The task —
Among the records that follow, find each line holding the word "fastly" and copy it.

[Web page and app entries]
* * *

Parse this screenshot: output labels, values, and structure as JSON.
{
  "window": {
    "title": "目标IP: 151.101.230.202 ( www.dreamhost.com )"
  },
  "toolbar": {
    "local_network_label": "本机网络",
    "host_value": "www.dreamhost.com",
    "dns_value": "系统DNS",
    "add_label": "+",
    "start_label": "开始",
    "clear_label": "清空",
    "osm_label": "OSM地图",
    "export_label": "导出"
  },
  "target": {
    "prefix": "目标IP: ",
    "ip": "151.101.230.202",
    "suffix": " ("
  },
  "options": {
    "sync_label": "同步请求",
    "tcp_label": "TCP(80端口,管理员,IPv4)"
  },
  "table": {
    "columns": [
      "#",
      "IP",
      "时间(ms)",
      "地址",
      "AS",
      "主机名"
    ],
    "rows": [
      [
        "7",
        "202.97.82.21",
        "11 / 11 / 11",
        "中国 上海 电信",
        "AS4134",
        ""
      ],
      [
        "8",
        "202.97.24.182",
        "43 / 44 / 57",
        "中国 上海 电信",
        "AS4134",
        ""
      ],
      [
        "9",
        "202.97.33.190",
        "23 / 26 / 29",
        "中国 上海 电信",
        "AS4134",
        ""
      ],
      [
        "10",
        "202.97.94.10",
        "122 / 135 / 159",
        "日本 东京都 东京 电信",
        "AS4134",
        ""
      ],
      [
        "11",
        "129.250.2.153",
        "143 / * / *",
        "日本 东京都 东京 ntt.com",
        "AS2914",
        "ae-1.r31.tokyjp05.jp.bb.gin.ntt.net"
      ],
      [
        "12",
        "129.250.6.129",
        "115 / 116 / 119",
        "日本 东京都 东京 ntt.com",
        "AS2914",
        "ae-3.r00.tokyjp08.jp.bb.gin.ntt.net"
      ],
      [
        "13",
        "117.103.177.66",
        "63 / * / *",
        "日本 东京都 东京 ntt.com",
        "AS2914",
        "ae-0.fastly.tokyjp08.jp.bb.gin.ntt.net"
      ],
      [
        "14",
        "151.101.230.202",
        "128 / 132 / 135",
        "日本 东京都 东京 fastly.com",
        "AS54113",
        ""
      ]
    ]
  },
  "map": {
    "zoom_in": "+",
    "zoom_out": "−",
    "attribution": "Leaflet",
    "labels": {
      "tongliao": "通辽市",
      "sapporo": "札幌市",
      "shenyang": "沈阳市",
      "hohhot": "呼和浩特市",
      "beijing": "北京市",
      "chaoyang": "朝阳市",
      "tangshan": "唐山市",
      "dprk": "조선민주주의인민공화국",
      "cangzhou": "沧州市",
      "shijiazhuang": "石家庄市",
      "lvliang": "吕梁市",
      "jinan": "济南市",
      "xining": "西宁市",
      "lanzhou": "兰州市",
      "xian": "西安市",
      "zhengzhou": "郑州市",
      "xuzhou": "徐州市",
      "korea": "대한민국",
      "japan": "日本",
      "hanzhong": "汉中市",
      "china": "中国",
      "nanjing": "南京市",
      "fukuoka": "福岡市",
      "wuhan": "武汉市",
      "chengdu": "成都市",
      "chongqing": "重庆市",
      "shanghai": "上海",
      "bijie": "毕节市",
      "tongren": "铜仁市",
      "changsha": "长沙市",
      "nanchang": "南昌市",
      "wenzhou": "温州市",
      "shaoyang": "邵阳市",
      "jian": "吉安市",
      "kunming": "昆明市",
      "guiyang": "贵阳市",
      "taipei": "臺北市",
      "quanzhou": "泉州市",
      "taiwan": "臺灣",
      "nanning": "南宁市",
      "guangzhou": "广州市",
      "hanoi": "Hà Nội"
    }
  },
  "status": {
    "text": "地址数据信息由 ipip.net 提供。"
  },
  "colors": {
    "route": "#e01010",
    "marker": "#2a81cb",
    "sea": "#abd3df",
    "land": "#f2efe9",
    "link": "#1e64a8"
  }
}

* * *

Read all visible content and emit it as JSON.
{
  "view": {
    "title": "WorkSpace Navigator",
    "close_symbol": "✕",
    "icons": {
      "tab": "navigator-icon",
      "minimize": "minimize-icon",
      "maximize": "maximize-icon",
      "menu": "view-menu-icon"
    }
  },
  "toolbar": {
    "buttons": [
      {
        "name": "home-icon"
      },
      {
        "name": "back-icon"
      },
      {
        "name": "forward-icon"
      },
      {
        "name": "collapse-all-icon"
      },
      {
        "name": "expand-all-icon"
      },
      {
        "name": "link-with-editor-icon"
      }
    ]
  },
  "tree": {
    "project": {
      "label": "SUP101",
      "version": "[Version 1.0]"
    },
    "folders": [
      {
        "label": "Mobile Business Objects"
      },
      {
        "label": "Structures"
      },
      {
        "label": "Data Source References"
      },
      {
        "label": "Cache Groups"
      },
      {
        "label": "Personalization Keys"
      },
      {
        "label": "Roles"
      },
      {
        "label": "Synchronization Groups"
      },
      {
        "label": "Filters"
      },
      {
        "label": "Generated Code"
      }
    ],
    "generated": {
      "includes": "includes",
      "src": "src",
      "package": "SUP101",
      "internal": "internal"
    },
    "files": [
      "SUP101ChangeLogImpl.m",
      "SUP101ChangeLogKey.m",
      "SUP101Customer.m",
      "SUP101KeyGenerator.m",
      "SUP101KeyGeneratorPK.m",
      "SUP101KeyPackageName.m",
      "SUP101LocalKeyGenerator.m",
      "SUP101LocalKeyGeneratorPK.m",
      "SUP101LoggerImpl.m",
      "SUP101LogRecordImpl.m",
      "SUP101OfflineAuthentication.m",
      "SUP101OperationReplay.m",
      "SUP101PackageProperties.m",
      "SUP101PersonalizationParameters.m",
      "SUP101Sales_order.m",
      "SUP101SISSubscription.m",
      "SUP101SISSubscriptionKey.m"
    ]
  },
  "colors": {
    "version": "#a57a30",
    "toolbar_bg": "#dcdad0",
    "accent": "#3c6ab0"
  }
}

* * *

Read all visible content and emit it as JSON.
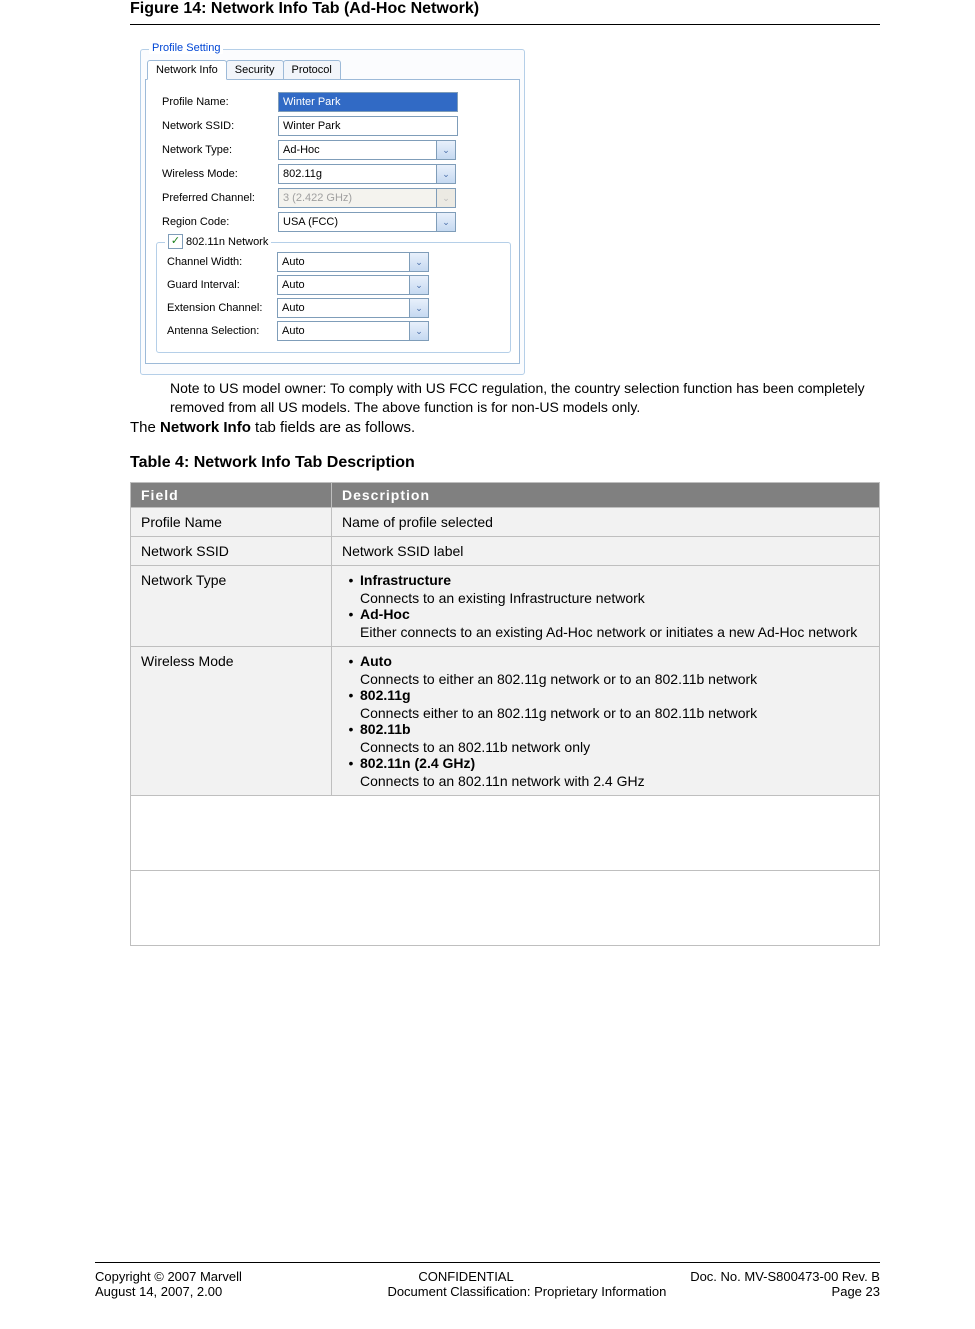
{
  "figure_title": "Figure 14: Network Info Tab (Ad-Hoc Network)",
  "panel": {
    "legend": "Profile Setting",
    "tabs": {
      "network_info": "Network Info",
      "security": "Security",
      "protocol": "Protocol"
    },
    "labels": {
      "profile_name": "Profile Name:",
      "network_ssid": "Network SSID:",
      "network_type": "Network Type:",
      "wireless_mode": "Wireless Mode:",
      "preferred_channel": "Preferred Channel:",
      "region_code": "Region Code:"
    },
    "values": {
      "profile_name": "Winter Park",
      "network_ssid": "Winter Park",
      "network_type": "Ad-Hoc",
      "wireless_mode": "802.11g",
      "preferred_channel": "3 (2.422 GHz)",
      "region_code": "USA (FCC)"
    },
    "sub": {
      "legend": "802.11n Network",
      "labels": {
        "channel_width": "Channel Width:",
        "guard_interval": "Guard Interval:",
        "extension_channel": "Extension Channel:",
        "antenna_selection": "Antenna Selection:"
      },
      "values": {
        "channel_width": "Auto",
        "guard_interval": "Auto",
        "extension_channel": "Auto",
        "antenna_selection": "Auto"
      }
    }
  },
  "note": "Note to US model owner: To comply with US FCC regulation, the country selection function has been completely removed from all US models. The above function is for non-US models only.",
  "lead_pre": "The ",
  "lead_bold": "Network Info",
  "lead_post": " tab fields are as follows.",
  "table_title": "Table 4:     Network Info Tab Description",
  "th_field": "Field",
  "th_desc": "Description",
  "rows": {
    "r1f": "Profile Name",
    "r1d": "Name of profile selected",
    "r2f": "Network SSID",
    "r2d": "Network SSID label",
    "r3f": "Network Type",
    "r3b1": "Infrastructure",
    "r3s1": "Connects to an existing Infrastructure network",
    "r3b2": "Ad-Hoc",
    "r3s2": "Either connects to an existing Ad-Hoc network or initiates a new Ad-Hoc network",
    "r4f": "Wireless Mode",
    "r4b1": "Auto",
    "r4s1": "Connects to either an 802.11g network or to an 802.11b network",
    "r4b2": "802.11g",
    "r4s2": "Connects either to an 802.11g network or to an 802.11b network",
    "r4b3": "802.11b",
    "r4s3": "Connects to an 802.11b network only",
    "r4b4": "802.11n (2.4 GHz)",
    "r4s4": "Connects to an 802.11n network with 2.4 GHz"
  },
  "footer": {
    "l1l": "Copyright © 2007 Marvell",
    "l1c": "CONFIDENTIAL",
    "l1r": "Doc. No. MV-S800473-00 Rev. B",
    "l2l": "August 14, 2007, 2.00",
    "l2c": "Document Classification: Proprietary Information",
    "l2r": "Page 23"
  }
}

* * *

Your response —
        "ae-0.fastly.tokyjp08.jp.bb.gin.ntt.net"
        "日本 东京都 东京 fastly.com",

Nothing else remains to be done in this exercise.